Cyril immediately moved to cement his hold on power. Not content with being what amounted to the supreme Catholic authority in Alexandria, he began persecuting schismatic Christians and driving them out of the city. He also began encroaching on the secular government.
In a move that American readers will find depressingly familiar, Cyril preached that society had turned away from God, as evidenced by the corrupt entertainment industry – in this case, mimes, who were supported at public expense for some reason. Cyril sent a spy to infiltrate what was, essentially, the city’s Department of Mimes, only to have his agent discovered and punished. Naturally, Cyril blamed the Jews.
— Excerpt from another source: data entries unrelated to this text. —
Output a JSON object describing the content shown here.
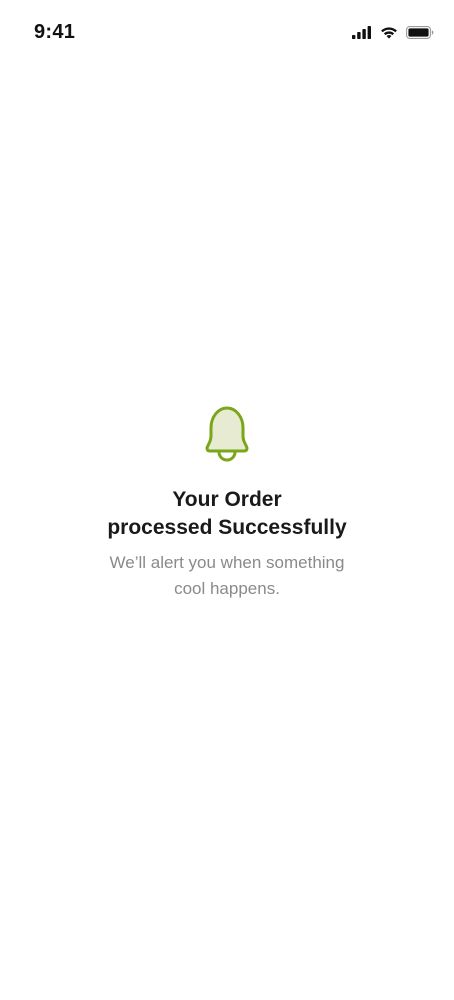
{
  "status_bar": {
    "time": "9:41",
    "icons": [
      "cellular-signal-icon",
      "wifi-icon",
      "battery-icon"
    ]
  },
  "notification": {
    "icon": "bell-icon",
    "title_line1": "Your Order",
    "title_line2": "processed Successfully",
    "subtitle_line1": "We’ll alert you when something",
    "subtitle_line2": "cool happens."
  },
  "colors": {
    "accent": "#7aa61a",
    "accent_fill": "#e6ebd2",
    "title": "#1a1a1a",
    "subtitle": "#8a8a8a",
    "background": "#ffffff"
  }
}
Sending increasingly panicky letters back to Rome and Constantinople about the imminent Jewish revolt, which if it was ever planned, Cyril had certainly done enough to provoke, the future saint led mobs into Alexandria’s synagogues in a wild pogrom that saw much of the city’s ancient Jewish population driven out. When Orestes, the prefect of the city, dared express his outrage at how Jewish men and women were stripped naked and driven through the streets, all their goods looted, and into exile, Cyril sent a gang of monks to try stoning him to death in public.